=== Input ===
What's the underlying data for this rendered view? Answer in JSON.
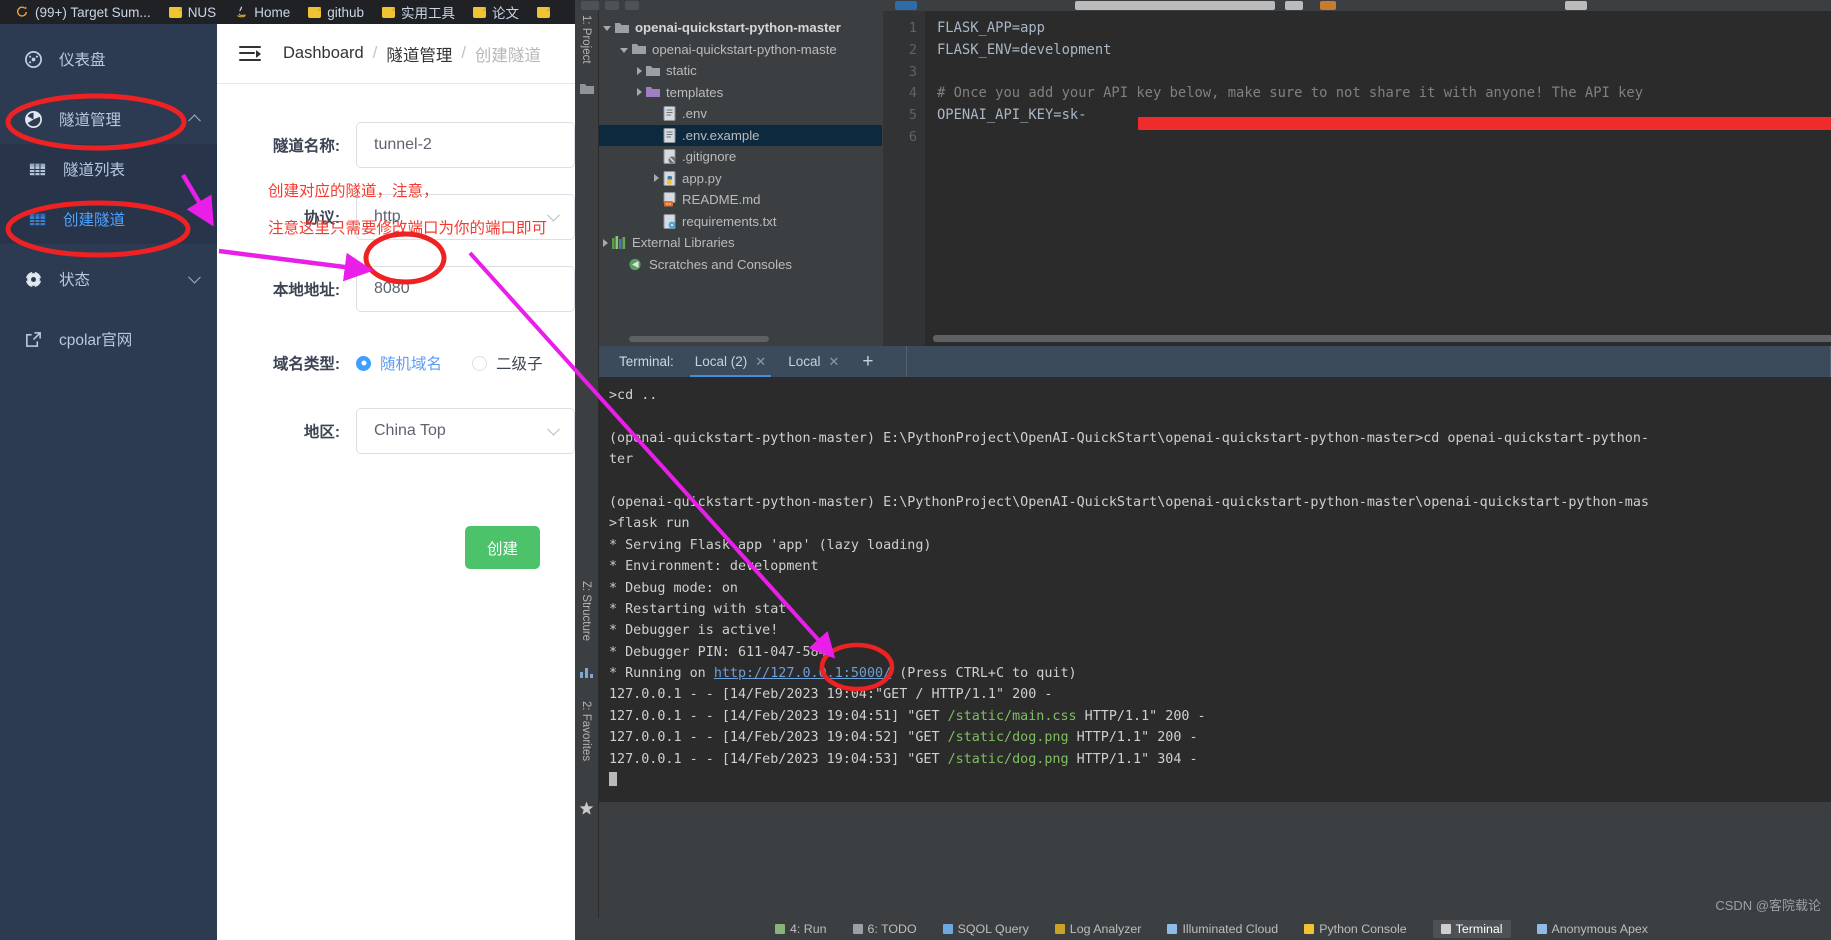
{
  "browser": {
    "bookmarks": [
      {
        "label": "(99+) Target Sum...",
        "icon": "spiral-icon"
      },
      {
        "label": "NUS",
        "icon": "folder-icon"
      },
      {
        "label": "Home",
        "icon": "java-icon"
      },
      {
        "label": "github",
        "icon": "folder-icon"
      },
      {
        "label": "实用工具",
        "icon": "folder-icon"
      },
      {
        "label": "论文",
        "icon": "folder-icon"
      },
      {
        "label": "",
        "icon": "folder-icon"
      }
    ]
  },
  "cpolar": {
    "sidebar": {
      "dashboard": {
        "label": "仪表盘",
        "icon": "gauge-icon"
      },
      "tunnel_mgmt": {
        "label": "隧道管理",
        "icon": "tunnel-icon"
      },
      "tunnel_list": {
        "label": "隧道列表",
        "icon": "grid-icon"
      },
      "create_tunnel": {
        "label": "创建隧道",
        "icon": "grid-blue-icon"
      },
      "status": {
        "label": "状态",
        "icon": "status-icon"
      },
      "website": {
        "label": "cpolar官网",
        "icon": "external-link-icon"
      }
    },
    "breadcrumb": {
      "root": "Dashboard",
      "sep": "/",
      "level1": "隧道管理",
      "level2": "创建隧道"
    },
    "form": {
      "tunnel_name": {
        "label": "隧道名称:",
        "value": "tunnel-2"
      },
      "protocol": {
        "label": "协议:",
        "value": "http"
      },
      "local_addr": {
        "label": "本地地址:",
        "value": "8080"
      },
      "domain_type": {
        "label": "域名类型:",
        "selected": "随机域名",
        "options": [
          "随机域名",
          "二级子"
        ]
      },
      "region": {
        "label": "地区:",
        "value": "China Top"
      },
      "submit": "创建"
    },
    "annotations": {
      "line1": "创建对应的隧道，注意，",
      "line2": "注意这里只需要修改端口为你的端口即可"
    }
  },
  "ide": {
    "left_strips": [
      "1: Project",
      "Z: Structure",
      "2: Favorites"
    ],
    "project_tree": [
      {
        "name": "openai-quickstart-python-master",
        "depth": 0,
        "icon": "folder-icon",
        "arrow": "open",
        "bold": true
      },
      {
        "name": "openai-quickstart-python-maste",
        "depth": 1,
        "icon": "folder-icon",
        "arrow": "open",
        "bold": false
      },
      {
        "name": "static",
        "depth": 2,
        "icon": "folder-icon",
        "arrow": "closed",
        "bold": false
      },
      {
        "name": "templates",
        "depth": 2,
        "icon": "folder-purple-icon",
        "arrow": "closed",
        "bold": false
      },
      {
        "name": ".env",
        "depth": 3,
        "icon": "env-file-icon",
        "arrow": "none",
        "bold": false
      },
      {
        "name": ".env.example",
        "depth": 3,
        "icon": "env-file-icon",
        "arrow": "none",
        "bold": false,
        "selected": true
      },
      {
        "name": ".gitignore",
        "depth": 3,
        "icon": "gitignore-file-icon",
        "arrow": "none",
        "bold": false
      },
      {
        "name": "app.py",
        "depth": 3,
        "icon": "python-file-icon",
        "arrow": "closed",
        "bold": false
      },
      {
        "name": "README.md",
        "depth": 3,
        "icon": "markdown-file-icon",
        "arrow": "none",
        "bold": false
      },
      {
        "name": "requirements.txt",
        "depth": 3,
        "icon": "txt-config-file-icon",
        "arrow": "none",
        "bold": false
      },
      {
        "name": "External Libraries",
        "depth": 0,
        "icon": "libraries-icon",
        "arrow": "closed",
        "bold": false
      },
      {
        "name": "Scratches and Consoles",
        "depth": 1,
        "icon": "scratches-icon",
        "arrow": "none",
        "bold": false
      }
    ],
    "editor": {
      "line_numbers": [
        "1",
        "2",
        "3",
        "4",
        "5",
        "6"
      ],
      "lines": [
        "FLASK_APP=app",
        "FLASK_ENV=development",
        "",
        "# Once you add your API key below, make sure to not share it with anyone! The API key",
        "OPENAI_API_KEY=sk-",
        ""
      ]
    },
    "terminal": {
      "label": "Terminal:",
      "tabs": [
        {
          "label": "Local (2)",
          "active": true
        },
        {
          "label": "Local",
          "active": false
        }
      ],
      "add": "+",
      "lines": [
        ">cd ..",
        "",
        "(openai-quickstart-python-master) E:\\PythonProject\\OpenAI-QuickStart\\openai-quickstart-python-master>cd openai-quickstart-python-",
        "ter",
        "",
        "(openai-quickstart-python-master) E:\\PythonProject\\OpenAI-QuickStart\\openai-quickstart-python-master\\openai-quickstart-python-mas",
        ">flask run",
        " * Serving Flask app 'app' (lazy loading)",
        " * Environment: development",
        " * Debug mode: on",
        " * Restarting with stat",
        " * Debugger is active!",
        " * Debugger PIN: 611-047-584"
      ],
      "running_line": {
        "prefix": " * Running on ",
        "url": "http://127.0.0.1:5000/",
        "suffix": " (Press CTRL+C to quit)"
      },
      "access_logs": [
        {
          "head": "127.0.0.1 - - [14/Feb/2023 19:04:",
          "path": "",
          "tail": "\"GET / HTTP/1.1\" 200 -"
        },
        {
          "head": "127.0.0.1 - - [14/Feb/2023 19:04:51] \"GET ",
          "path": "/static/main.css",
          "tail": " HTTP/1.1\" 200 -"
        },
        {
          "head": "127.0.0.1 - - [14/Feb/2023 19:04:52] \"GET ",
          "path": "/static/dog.png",
          "tail": " HTTP/1.1\" 200 -"
        },
        {
          "head": "127.0.0.1 - - [14/Feb/2023 19:04:53] \"GET ",
          "path": "/static/dog.png",
          "tail": " HTTP/1.1\" 304 -"
        }
      ]
    },
    "bottom_bar": [
      {
        "label": "4: Run",
        "selected": false,
        "icon": "run-icon"
      },
      {
        "label": "6: TODO",
        "selected": false,
        "icon": "todo-icon"
      },
      {
        "label": "SQOL Query",
        "selected": false,
        "icon": "sql-icon"
      },
      {
        "label": "Log Analyzer",
        "selected": false,
        "icon": "log-icon"
      },
      {
        "label": "Illuminated Cloud",
        "selected": false,
        "icon": "cloud-icon"
      },
      {
        "label": "Python Console",
        "selected": false,
        "icon": "console-icon"
      },
      {
        "label": "Terminal",
        "selected": true,
        "icon": "terminal-icon"
      },
      {
        "label": "Anonymous Apex",
        "selected": false,
        "icon": "apex-icon"
      }
    ]
  },
  "watermark": "CSDN @客院载论",
  "colors": {
    "annotation_red": "#f5392e",
    "annotation_magenta": "#e91ee9",
    "sidebar_bg": "#2c3b52",
    "accent_blue": "#409eff",
    "create_green": "#4cc26a"
  }
}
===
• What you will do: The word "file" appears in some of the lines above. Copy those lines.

• Answer for this exercise:
        "icon": "env-file-icon",
        "icon": "env-file-icon",
        "icon": "gitignore-file-icon",
        "icon": "python-file-icon",
        "icon": "markdown-file-icon",
        "icon": "txt-config-file-icon",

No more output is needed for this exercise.